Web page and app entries
- - - - -

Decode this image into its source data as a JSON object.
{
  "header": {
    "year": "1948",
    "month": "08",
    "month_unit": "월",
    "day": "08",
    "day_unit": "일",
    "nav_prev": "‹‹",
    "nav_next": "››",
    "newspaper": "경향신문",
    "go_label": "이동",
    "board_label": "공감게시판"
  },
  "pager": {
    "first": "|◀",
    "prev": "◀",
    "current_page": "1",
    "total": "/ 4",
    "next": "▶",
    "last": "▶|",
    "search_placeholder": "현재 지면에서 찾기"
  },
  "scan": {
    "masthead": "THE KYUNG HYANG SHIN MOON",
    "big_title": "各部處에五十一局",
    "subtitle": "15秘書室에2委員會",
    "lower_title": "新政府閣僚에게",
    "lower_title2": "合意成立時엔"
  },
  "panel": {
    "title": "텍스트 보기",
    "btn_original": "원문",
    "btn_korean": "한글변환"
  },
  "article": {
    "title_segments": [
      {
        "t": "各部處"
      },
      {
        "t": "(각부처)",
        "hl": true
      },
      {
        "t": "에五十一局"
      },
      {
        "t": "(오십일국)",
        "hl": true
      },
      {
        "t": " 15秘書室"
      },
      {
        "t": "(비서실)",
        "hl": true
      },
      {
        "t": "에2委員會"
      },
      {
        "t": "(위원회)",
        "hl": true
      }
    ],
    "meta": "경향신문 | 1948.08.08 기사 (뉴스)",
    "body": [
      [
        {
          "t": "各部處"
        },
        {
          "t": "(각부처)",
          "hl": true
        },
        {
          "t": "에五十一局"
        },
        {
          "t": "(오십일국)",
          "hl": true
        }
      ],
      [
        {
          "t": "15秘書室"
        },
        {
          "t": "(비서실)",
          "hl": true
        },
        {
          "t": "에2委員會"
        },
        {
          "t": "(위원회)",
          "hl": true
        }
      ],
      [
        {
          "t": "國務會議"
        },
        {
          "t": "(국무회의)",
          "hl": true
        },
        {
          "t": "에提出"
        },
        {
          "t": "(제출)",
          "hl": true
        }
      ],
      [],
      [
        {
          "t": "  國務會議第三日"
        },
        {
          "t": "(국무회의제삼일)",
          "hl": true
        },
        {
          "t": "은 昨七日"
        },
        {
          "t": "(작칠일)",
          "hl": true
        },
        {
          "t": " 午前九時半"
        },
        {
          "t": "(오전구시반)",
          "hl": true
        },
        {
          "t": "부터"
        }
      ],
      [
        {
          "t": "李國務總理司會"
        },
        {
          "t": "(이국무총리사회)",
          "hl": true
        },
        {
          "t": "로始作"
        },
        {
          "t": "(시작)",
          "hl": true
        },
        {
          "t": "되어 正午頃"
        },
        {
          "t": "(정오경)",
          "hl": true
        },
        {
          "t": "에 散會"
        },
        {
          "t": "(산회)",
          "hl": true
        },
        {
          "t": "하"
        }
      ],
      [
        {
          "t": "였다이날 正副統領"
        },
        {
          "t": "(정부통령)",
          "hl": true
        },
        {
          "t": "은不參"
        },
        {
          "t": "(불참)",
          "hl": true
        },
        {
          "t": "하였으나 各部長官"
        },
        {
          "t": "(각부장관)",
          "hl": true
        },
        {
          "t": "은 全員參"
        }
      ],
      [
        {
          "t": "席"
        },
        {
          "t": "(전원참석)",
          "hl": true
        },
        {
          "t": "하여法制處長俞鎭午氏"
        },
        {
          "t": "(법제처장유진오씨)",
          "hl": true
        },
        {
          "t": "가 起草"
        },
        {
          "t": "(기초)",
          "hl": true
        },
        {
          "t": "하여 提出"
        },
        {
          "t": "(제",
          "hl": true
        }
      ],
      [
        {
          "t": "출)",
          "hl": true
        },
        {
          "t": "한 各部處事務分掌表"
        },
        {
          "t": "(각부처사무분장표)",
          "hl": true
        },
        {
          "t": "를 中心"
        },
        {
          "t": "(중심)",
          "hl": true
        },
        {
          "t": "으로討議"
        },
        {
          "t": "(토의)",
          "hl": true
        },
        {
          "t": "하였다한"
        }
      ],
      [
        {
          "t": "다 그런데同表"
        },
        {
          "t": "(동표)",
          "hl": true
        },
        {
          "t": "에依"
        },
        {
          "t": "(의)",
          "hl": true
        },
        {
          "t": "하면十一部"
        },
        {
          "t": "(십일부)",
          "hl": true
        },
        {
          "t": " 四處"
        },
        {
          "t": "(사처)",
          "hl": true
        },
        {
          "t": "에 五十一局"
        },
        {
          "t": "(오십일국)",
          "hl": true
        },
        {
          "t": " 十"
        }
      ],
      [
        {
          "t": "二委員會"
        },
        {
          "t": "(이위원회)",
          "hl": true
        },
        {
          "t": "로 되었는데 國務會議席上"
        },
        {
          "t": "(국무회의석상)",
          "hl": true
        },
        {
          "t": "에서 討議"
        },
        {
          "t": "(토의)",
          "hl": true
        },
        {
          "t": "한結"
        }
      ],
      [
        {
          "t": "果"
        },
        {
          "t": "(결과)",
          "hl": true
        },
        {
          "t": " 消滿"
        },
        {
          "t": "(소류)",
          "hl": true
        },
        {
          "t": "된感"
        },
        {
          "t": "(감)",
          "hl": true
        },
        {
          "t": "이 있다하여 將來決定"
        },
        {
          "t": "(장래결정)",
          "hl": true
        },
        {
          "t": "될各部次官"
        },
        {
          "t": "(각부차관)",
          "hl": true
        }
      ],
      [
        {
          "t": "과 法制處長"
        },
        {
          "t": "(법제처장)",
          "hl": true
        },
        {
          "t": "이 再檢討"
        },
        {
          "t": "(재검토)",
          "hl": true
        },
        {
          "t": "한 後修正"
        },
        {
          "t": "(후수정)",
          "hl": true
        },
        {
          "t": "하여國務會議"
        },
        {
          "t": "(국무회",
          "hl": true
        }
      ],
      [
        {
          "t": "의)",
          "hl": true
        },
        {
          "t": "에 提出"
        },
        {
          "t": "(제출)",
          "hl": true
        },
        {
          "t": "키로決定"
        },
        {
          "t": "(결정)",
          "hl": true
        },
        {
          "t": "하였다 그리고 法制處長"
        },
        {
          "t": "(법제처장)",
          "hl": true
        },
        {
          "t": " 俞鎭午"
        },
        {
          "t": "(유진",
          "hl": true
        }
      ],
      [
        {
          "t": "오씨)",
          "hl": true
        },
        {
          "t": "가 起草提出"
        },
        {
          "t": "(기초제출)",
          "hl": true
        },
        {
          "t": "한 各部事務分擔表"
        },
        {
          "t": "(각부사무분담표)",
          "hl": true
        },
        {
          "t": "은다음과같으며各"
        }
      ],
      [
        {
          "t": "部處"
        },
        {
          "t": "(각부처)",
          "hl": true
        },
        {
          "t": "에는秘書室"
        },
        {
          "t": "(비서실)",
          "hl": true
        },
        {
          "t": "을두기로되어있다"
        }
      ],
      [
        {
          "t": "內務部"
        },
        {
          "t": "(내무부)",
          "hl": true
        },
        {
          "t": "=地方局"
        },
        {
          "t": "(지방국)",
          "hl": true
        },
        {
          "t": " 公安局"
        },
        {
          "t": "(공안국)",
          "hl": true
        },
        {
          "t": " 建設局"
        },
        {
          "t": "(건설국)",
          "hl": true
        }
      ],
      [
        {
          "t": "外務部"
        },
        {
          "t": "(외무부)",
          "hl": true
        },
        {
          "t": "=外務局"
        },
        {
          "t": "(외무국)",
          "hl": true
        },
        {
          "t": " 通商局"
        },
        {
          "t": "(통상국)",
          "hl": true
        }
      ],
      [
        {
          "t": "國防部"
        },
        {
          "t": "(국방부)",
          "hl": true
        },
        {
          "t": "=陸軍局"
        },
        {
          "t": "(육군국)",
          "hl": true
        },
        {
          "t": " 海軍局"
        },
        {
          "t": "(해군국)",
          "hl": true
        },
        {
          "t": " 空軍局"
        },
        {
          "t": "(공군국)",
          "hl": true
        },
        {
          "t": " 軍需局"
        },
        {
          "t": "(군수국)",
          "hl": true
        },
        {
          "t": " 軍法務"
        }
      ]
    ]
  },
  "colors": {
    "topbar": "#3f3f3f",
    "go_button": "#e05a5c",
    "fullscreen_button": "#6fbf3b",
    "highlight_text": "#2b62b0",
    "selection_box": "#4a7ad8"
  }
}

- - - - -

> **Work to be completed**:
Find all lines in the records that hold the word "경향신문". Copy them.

> **Answer space**:
    "newspaper": "경향신문",
    "meta": "경향신문 | 1948.08.08 기사 (뉴스)",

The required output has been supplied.